BEGIN Given records
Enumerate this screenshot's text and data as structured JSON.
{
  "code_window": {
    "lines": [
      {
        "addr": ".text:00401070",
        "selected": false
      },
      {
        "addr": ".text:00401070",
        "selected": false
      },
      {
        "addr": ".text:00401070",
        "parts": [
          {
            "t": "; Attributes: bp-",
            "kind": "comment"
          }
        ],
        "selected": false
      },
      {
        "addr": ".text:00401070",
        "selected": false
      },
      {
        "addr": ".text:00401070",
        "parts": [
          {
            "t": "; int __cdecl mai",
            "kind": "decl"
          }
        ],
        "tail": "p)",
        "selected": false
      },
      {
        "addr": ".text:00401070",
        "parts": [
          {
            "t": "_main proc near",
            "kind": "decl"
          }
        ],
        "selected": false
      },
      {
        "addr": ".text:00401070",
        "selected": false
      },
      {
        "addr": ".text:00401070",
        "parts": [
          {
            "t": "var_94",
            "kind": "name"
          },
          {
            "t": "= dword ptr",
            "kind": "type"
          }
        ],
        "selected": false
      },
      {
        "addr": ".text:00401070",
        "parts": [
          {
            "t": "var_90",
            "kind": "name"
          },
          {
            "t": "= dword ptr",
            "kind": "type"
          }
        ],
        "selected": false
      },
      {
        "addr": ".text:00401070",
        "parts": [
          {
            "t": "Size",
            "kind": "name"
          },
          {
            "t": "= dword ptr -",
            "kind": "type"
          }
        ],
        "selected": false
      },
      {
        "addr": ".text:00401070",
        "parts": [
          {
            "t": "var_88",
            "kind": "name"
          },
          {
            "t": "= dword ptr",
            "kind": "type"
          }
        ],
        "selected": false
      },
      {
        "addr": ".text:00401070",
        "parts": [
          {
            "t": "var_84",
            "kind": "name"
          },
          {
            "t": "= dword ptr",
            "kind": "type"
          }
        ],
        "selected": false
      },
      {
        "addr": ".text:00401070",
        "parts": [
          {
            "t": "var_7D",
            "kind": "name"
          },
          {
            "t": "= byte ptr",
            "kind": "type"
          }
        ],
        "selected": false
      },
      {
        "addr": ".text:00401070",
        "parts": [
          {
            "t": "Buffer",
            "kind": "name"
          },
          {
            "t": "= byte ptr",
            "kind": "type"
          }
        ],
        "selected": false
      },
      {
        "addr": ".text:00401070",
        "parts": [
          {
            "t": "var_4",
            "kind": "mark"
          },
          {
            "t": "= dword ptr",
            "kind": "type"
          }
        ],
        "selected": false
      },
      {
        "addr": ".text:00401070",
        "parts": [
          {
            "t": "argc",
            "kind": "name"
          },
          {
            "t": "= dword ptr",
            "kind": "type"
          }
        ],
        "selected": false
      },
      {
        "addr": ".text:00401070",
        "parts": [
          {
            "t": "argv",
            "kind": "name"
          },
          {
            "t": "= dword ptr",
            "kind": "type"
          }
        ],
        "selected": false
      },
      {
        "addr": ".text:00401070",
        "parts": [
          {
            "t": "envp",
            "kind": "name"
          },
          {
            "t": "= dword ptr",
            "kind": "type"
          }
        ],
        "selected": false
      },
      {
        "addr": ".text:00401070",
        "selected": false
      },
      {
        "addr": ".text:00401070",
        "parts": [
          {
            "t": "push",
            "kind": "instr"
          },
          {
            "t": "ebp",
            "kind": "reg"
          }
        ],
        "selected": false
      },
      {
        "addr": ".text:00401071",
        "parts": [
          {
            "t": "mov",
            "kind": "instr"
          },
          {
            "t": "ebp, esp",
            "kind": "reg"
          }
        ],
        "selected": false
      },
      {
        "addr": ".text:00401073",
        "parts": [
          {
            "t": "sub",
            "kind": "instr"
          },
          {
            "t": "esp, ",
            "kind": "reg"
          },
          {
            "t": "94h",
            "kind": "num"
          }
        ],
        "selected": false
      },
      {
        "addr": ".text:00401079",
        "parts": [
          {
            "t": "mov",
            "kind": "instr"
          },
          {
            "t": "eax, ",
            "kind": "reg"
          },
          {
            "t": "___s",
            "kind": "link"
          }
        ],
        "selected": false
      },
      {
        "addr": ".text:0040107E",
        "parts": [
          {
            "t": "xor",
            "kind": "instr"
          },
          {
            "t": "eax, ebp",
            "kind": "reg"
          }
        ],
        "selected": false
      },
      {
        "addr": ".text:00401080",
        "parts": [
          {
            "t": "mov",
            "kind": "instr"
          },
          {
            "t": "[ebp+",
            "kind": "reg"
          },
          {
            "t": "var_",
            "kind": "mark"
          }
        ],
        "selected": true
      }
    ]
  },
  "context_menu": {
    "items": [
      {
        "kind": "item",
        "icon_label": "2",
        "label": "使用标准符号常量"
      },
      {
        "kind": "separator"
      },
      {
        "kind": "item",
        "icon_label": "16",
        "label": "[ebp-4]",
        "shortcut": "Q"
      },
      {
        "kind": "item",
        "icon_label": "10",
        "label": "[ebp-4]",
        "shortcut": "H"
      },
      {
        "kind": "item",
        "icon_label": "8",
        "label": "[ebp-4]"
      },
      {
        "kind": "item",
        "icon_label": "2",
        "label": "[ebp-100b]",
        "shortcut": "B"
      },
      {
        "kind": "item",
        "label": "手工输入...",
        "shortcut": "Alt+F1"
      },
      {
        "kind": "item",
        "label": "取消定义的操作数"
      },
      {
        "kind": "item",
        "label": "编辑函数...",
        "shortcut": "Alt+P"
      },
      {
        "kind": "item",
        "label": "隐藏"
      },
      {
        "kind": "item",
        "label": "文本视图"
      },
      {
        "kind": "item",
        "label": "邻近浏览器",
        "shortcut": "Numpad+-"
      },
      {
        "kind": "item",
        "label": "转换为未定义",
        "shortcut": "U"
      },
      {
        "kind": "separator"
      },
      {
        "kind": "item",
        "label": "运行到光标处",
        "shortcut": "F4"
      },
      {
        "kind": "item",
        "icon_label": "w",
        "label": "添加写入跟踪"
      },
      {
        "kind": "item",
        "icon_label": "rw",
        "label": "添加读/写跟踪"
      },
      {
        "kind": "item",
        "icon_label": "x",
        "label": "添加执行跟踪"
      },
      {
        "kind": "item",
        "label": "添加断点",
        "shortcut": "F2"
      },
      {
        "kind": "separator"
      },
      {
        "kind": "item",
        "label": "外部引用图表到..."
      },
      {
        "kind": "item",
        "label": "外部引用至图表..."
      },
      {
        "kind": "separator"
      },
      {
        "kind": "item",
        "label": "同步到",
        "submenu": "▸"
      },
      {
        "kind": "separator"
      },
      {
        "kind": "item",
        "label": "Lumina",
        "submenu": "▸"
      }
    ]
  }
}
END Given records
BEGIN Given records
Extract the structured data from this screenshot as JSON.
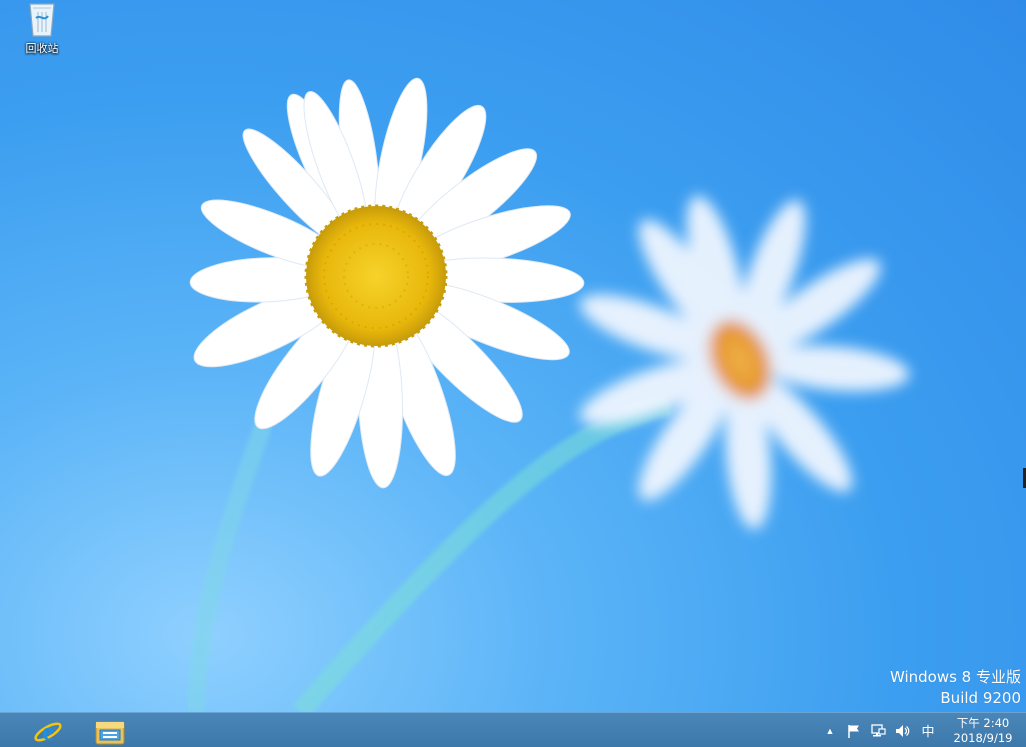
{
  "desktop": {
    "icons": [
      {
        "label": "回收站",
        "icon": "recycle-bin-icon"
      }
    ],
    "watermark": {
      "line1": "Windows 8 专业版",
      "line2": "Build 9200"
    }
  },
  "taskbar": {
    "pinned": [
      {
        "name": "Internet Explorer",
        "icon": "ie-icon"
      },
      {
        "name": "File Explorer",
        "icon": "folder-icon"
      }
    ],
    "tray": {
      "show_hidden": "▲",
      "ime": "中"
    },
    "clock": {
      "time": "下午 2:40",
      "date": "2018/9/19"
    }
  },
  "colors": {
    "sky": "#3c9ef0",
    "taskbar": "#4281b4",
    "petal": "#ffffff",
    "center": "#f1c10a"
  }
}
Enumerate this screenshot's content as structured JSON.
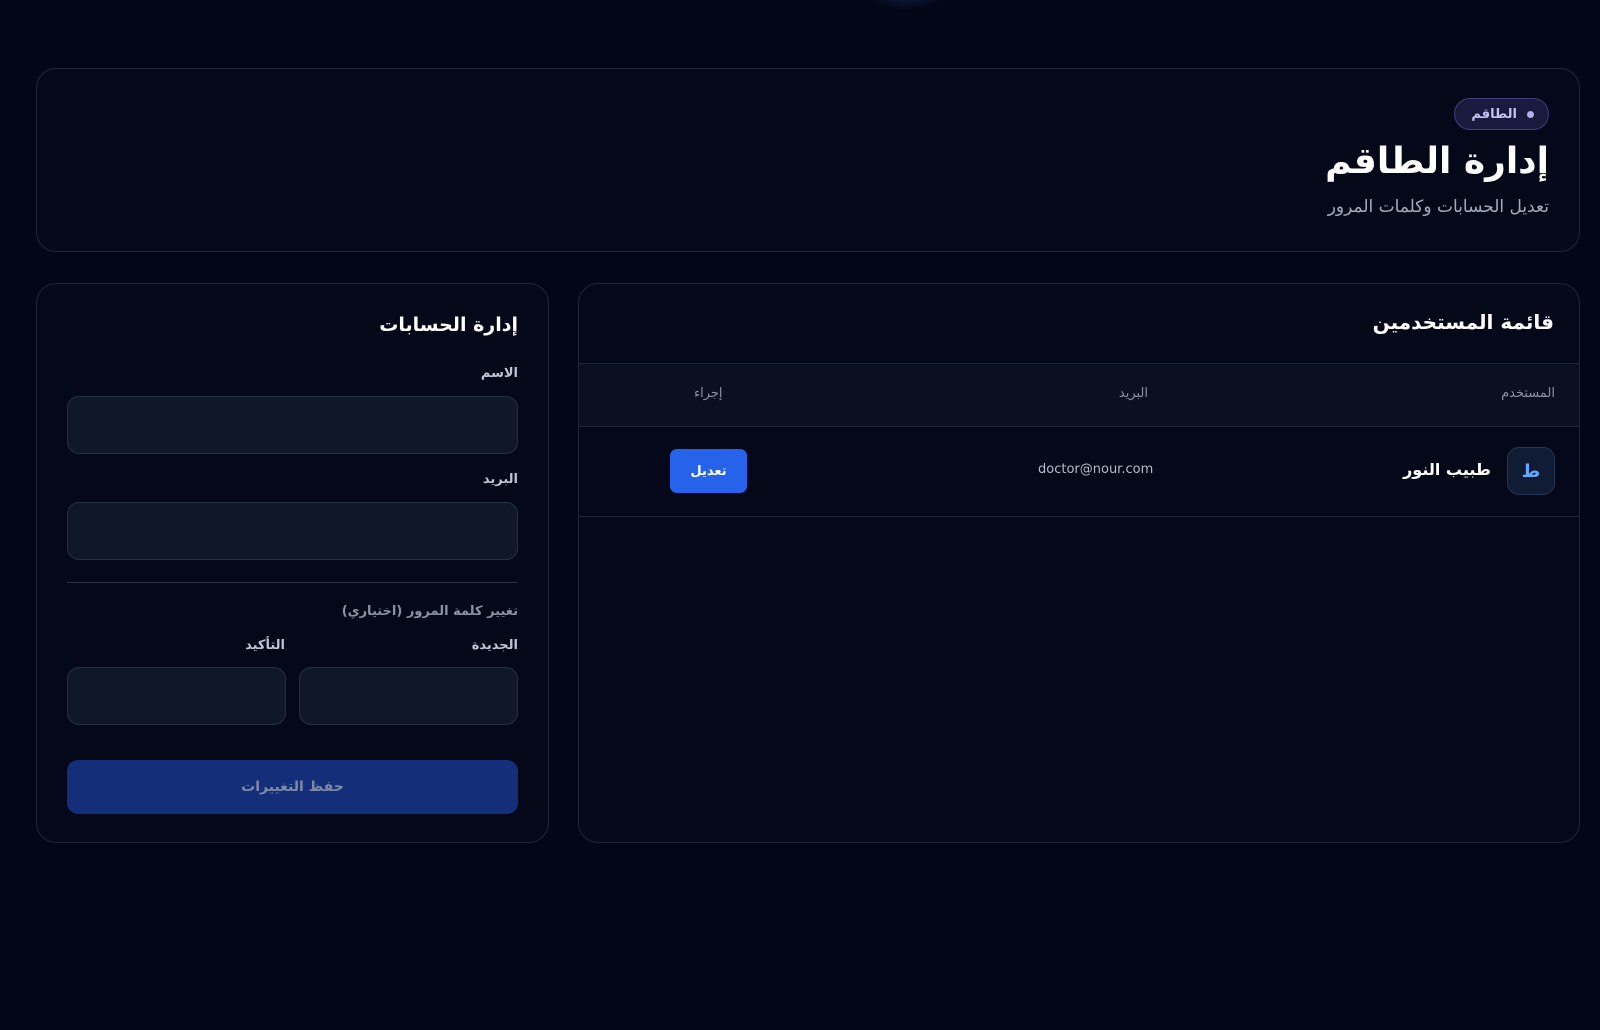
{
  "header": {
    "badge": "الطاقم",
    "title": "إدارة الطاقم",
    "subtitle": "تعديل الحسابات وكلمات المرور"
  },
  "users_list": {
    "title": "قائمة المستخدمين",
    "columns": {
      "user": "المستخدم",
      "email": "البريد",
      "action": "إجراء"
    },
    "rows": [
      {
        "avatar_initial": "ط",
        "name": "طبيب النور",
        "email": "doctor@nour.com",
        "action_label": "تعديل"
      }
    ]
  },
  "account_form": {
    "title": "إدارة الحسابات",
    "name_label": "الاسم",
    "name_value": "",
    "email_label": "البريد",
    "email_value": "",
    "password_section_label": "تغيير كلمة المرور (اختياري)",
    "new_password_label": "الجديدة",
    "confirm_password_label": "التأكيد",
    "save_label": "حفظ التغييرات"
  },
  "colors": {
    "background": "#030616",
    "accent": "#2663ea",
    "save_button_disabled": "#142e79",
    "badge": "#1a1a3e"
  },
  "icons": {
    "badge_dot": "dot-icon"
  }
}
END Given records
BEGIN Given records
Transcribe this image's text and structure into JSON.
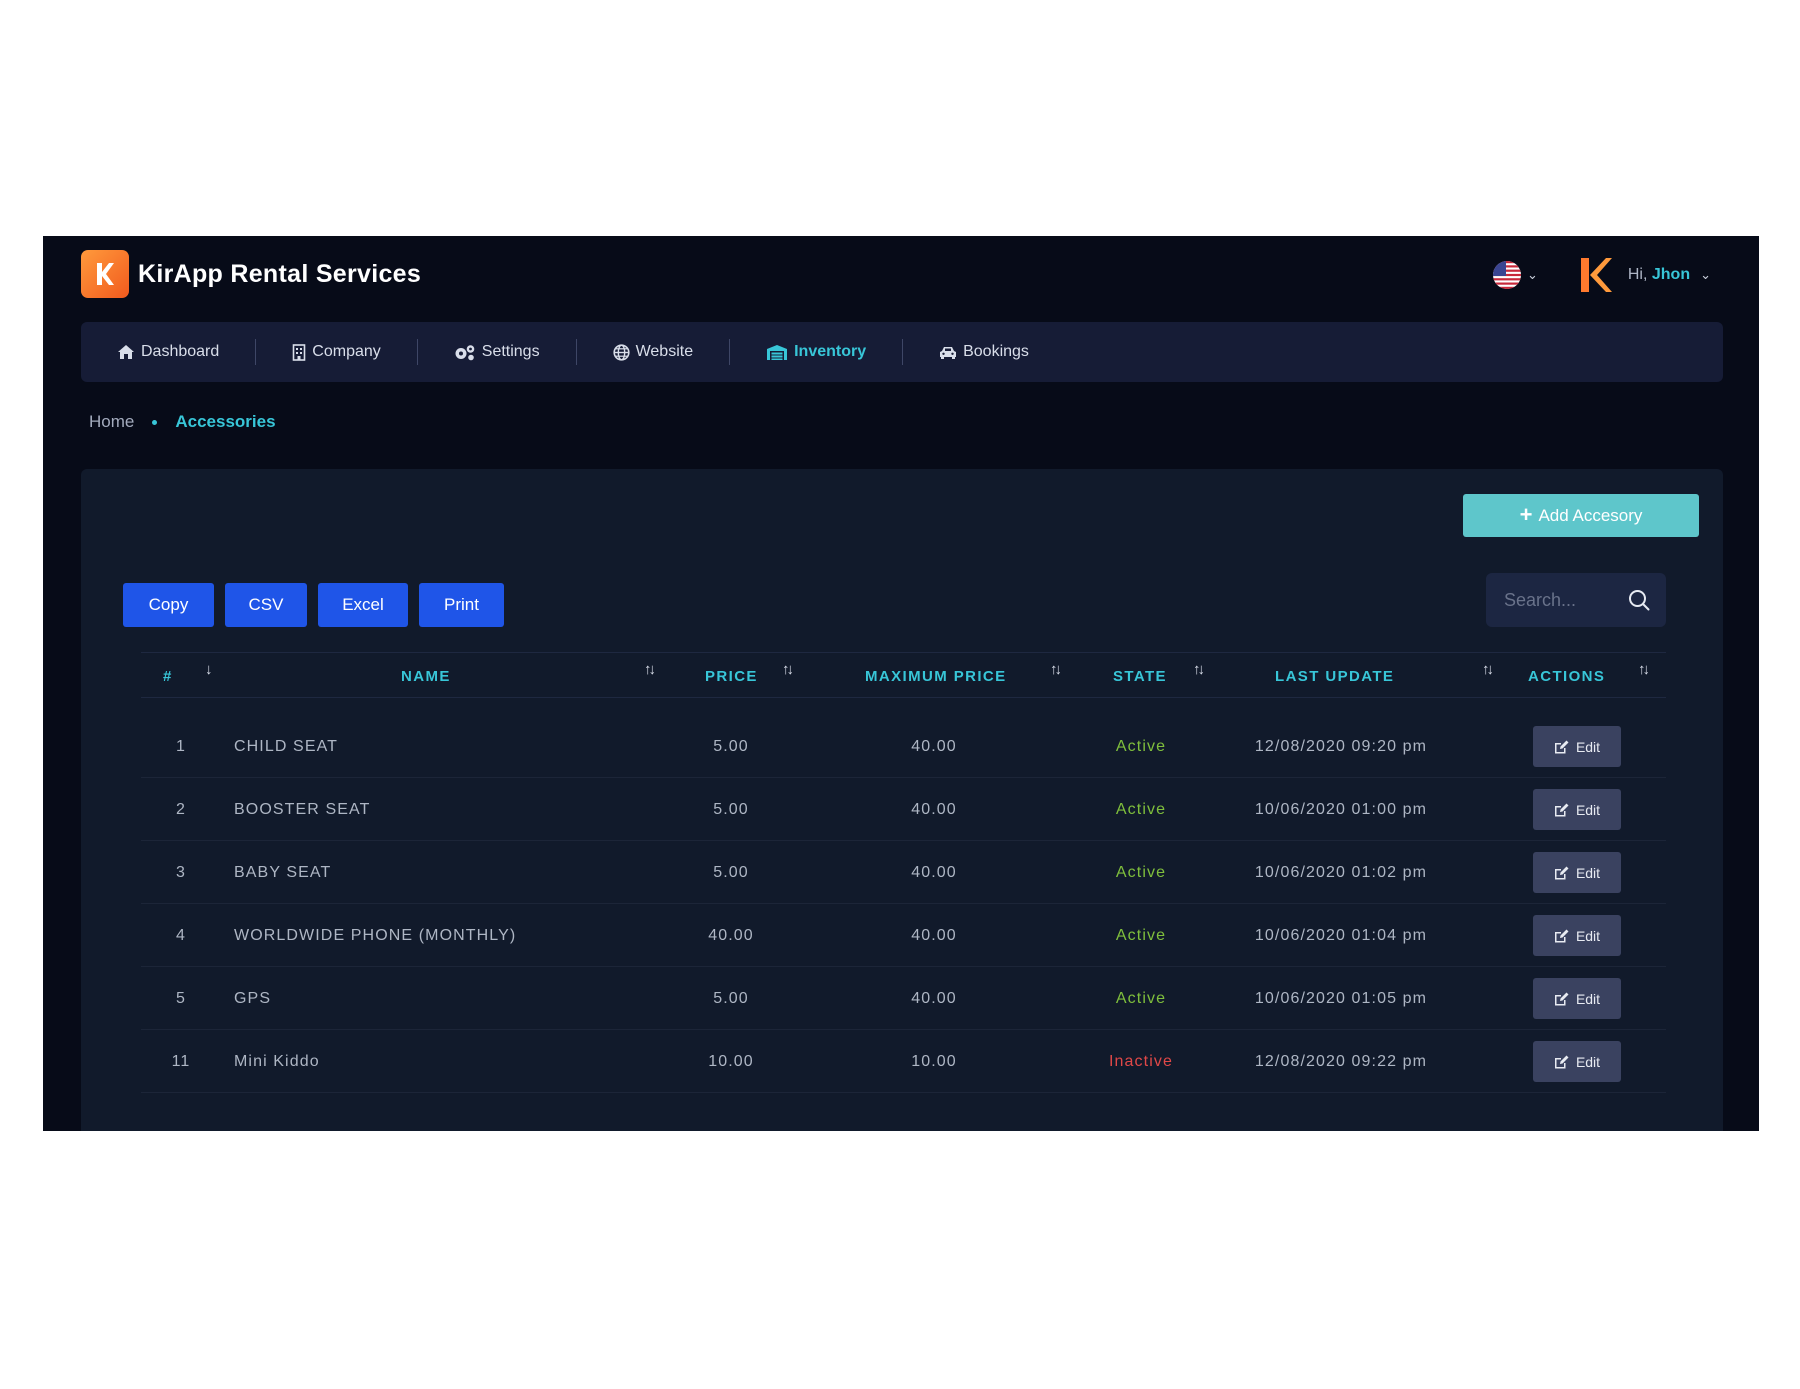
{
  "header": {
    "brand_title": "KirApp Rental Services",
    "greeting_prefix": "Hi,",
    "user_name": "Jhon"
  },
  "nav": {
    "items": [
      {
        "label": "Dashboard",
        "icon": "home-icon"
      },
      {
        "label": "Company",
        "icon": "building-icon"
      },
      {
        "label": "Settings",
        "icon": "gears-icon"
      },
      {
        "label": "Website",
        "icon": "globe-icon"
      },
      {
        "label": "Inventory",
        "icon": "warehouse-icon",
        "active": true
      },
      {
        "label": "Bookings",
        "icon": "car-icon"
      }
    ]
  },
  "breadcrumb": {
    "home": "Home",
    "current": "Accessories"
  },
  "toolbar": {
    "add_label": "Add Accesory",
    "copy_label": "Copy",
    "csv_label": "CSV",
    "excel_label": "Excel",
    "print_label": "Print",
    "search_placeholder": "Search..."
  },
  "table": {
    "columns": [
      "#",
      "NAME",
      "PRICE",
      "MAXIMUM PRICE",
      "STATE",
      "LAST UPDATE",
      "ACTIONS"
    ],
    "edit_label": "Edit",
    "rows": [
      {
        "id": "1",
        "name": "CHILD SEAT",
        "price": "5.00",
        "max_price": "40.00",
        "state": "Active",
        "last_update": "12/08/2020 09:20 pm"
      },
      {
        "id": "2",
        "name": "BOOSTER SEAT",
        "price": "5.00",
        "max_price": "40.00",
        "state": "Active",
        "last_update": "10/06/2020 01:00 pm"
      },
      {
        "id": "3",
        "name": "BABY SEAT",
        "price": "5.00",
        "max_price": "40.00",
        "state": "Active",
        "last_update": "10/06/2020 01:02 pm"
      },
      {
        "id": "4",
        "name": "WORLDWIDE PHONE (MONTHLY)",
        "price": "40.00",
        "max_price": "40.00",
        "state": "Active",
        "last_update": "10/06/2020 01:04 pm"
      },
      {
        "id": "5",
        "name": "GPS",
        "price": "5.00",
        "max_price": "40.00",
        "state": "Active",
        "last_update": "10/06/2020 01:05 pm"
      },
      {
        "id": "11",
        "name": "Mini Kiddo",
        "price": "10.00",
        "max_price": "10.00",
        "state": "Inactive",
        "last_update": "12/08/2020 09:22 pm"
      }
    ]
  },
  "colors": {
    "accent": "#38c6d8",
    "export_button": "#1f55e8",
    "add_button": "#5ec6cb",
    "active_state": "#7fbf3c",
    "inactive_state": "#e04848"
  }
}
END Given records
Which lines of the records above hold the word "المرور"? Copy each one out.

    "subtitle": "تعديل الحسابات وكلمات المرور"
    "password_section_label": "تغيير كلمة المرور (اختياري)",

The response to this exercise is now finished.